Directions: Among the entries below, copy every line that carries the word "version".

[Start of Attachment]

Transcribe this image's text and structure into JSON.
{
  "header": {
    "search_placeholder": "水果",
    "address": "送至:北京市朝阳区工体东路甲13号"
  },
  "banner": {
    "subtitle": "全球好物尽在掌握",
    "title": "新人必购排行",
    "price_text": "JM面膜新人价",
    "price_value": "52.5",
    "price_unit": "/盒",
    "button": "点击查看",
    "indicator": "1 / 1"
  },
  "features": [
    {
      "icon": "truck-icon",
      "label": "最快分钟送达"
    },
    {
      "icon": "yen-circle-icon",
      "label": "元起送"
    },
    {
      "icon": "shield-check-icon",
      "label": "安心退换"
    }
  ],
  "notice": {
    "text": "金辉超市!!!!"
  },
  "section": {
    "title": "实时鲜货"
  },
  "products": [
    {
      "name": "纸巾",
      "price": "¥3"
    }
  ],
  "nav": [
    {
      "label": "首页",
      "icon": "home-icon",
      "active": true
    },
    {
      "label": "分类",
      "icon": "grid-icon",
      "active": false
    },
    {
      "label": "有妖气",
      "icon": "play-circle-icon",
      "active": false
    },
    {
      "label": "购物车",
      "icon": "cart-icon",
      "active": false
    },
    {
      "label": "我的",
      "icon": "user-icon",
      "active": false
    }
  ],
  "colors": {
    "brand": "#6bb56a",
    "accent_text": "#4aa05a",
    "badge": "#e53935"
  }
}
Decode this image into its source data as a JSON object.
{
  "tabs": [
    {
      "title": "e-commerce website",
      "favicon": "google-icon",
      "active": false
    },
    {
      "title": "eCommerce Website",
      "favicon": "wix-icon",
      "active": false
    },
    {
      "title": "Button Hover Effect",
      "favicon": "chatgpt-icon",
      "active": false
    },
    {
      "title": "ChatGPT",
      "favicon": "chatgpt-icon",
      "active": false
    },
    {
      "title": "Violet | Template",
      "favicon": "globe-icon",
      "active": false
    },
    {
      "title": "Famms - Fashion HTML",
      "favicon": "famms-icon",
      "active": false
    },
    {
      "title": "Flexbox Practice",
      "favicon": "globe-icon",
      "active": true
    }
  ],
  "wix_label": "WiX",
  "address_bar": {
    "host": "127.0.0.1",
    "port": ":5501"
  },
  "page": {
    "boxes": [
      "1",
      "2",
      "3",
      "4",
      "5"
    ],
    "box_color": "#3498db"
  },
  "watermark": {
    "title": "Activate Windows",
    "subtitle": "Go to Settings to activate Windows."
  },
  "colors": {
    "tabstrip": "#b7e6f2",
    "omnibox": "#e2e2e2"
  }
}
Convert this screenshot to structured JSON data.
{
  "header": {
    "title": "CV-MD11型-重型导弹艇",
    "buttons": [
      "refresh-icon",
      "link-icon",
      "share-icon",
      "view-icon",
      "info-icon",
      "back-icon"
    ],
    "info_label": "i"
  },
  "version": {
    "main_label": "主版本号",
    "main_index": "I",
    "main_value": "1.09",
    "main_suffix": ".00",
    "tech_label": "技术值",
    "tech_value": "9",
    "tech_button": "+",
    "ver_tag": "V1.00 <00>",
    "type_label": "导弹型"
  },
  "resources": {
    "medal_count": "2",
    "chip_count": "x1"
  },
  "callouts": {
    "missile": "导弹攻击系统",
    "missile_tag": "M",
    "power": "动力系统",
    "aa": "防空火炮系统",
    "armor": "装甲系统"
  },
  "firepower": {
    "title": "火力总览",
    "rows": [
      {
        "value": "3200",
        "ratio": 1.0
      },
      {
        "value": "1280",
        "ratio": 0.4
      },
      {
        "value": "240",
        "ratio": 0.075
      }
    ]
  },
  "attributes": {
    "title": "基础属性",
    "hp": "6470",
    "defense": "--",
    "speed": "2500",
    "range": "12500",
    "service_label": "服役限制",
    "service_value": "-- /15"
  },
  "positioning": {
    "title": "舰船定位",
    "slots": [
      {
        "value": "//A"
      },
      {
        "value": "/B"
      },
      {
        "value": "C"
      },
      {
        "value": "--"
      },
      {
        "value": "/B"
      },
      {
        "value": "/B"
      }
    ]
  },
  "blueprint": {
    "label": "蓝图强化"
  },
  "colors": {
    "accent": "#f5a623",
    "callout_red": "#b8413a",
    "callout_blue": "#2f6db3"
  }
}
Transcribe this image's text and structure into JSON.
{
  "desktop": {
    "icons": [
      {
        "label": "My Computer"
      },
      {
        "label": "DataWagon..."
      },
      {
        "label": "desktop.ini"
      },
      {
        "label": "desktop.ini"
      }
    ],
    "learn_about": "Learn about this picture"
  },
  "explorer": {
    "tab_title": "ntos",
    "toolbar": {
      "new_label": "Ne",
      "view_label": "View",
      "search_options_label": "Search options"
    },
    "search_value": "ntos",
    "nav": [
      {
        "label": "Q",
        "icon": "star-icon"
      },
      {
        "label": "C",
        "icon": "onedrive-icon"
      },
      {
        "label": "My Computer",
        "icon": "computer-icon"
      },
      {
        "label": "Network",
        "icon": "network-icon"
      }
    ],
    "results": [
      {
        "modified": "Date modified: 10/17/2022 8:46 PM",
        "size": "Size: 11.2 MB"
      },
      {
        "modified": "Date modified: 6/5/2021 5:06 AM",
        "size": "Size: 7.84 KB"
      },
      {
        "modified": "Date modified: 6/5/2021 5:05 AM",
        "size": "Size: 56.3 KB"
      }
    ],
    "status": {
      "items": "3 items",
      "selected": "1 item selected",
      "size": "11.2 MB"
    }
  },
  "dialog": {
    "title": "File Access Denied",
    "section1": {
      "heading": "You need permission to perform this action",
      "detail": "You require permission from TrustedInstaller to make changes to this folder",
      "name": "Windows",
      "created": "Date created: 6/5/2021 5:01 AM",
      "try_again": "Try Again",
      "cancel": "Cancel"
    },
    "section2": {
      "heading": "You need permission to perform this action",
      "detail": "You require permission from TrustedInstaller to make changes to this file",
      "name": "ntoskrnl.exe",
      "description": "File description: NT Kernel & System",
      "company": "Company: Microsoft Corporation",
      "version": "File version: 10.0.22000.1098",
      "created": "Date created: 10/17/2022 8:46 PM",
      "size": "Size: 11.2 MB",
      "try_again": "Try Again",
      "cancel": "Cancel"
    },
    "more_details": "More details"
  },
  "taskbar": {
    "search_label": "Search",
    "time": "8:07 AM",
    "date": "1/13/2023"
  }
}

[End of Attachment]

Response to this exercise:
  "version": {
      "version": "File version: 10.0.22000.1098",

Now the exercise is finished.